“What is Wrong with the Historiography on Colonialism in Malaya? Penang at the Periphery” (DOI: 10.1080/00472336.2022.2032276) is authored by Wei Leng Loh, formerly of the Department of History at the University of Malaya.
The abstract for the article states:

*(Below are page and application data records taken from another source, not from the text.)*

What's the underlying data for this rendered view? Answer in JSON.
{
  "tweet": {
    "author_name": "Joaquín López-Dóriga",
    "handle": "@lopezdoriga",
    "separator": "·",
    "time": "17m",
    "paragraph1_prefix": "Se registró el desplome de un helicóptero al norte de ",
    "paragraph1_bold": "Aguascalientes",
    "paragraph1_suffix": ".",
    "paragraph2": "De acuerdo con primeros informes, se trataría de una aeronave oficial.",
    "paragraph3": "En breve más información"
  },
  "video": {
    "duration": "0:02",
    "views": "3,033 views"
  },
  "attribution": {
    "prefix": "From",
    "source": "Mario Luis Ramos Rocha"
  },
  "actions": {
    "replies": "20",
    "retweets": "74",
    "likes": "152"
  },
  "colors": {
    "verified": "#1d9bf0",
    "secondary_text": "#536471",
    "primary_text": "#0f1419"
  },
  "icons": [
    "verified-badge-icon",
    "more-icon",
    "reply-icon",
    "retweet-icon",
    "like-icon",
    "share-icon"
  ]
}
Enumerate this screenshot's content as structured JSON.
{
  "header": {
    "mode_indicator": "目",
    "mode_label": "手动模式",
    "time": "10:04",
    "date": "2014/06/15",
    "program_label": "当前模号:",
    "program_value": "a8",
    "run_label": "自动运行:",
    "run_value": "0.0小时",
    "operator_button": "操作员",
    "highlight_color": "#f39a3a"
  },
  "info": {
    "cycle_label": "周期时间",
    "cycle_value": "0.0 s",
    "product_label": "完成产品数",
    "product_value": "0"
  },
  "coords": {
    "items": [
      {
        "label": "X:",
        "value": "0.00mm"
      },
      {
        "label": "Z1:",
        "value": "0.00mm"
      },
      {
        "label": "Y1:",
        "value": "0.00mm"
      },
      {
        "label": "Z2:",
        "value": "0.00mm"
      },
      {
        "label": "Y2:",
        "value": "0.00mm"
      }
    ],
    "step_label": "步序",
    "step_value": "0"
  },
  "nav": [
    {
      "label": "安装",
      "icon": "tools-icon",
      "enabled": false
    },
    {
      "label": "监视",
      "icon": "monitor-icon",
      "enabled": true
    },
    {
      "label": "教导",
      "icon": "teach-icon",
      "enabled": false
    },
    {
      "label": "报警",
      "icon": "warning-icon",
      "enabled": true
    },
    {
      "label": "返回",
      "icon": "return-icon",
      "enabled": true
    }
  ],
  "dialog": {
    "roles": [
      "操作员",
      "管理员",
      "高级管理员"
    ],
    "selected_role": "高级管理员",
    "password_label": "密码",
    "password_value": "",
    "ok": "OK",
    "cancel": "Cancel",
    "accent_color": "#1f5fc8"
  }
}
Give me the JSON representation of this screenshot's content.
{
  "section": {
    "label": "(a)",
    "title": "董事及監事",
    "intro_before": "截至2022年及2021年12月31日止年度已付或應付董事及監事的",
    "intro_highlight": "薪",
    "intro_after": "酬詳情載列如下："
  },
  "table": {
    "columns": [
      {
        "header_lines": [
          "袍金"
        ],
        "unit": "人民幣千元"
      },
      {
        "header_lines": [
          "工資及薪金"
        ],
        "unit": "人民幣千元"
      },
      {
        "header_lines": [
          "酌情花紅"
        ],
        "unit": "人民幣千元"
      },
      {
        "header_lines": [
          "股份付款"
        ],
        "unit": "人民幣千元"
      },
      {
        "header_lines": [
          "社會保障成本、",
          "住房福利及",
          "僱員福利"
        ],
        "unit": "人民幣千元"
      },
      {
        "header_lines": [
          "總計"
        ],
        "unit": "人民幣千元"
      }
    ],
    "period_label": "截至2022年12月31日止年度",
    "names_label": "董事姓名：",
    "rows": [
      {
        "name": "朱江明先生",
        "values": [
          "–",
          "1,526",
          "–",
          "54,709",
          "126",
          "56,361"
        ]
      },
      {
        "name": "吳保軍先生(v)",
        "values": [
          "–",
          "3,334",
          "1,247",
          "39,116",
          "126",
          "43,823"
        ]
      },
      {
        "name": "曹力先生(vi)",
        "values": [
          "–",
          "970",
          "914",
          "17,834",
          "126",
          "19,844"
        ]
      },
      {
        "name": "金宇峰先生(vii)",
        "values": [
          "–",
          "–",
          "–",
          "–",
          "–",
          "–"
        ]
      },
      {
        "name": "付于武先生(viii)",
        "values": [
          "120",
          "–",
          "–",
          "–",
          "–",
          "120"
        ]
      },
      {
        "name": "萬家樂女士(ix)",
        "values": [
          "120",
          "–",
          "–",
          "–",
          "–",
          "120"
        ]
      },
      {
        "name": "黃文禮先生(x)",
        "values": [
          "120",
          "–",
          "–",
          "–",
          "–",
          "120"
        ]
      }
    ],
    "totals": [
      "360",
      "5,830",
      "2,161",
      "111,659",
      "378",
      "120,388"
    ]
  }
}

That which is missing in the historiography on colonialism in Malaya deserves to be addressed. This article attempts to supplement current writing – including critical perspectives – in one area: it challenges the accepted view on the Straits port of Penang, 1786–1946. It is acknowledged that the British Empire included a diversity and variety of colonial experiences across geographical areas and peoples, meaning that a multitude of narratives is expected. Different areas within a colony-cum-nation-state can also testify to quite divergent experiences. A case study on a specific site in modern Malaysia may serve to facilitate a reconsideration of a conventional view of a marginal, subsidiary, or even subordinate colonial location when compared with rival centres considered more important by colonial authorities. The port of Singapore has been seen by many as the most prominent commercial hub in the eastern section of insular Southeast Asia in the 19th century. Penang is considered peripheral to Singapore. This article offers a reinterpretation of this perspective.